[Study material]

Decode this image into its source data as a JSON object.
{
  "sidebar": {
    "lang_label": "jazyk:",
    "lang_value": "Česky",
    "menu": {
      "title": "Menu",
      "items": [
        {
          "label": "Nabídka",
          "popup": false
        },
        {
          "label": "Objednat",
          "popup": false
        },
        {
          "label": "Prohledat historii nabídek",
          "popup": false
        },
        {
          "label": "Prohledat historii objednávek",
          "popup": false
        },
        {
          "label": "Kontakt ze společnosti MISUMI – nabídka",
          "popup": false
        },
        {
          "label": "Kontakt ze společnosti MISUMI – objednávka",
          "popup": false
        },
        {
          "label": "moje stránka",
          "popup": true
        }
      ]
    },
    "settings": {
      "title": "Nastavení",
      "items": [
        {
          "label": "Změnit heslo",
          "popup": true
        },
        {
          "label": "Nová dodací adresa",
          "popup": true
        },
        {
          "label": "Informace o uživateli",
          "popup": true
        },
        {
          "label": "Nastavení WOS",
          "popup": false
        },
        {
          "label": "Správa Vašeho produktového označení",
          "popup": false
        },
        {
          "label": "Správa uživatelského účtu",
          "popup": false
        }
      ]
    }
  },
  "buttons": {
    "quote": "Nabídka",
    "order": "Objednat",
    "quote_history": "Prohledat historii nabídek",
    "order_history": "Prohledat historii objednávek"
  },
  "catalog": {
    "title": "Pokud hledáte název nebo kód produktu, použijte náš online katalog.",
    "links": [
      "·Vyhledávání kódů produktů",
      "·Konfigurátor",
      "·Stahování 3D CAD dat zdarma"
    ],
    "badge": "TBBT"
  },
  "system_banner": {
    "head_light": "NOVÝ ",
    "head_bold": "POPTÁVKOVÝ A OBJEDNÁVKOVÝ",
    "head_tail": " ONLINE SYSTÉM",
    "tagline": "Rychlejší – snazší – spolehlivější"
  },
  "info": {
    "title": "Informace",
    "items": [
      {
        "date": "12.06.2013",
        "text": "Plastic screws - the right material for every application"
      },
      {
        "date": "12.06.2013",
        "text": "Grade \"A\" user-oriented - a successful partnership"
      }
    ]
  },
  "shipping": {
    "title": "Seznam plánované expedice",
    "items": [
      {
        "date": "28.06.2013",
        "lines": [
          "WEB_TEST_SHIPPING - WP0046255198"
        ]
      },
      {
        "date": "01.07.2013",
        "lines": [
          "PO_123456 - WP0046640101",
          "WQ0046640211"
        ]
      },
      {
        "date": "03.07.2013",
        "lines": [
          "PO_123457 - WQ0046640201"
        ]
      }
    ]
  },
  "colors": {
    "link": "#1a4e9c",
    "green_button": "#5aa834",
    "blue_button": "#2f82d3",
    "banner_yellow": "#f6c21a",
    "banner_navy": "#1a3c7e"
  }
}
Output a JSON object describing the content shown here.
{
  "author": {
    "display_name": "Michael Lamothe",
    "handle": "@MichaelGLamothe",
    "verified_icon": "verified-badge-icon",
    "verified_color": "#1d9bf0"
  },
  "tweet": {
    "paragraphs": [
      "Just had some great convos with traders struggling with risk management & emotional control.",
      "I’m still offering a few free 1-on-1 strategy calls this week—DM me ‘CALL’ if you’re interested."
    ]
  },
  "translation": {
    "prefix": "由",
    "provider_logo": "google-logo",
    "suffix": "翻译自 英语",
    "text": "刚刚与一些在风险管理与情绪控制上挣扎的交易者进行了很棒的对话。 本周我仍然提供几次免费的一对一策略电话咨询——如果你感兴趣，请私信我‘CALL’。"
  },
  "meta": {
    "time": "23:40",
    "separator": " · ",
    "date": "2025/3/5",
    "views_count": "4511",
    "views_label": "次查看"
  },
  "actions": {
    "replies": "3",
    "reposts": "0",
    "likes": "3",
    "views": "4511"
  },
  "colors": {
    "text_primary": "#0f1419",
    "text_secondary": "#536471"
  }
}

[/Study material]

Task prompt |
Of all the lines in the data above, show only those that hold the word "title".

Answer for this exercise |
      "title": "Menu",
      "title": "Nastavení",
    "title": "Pokud hledáte název nebo kód produktu, použijte náš online katalog.",
    "title": "Informace",
    "title": "Seznam plánované expedice",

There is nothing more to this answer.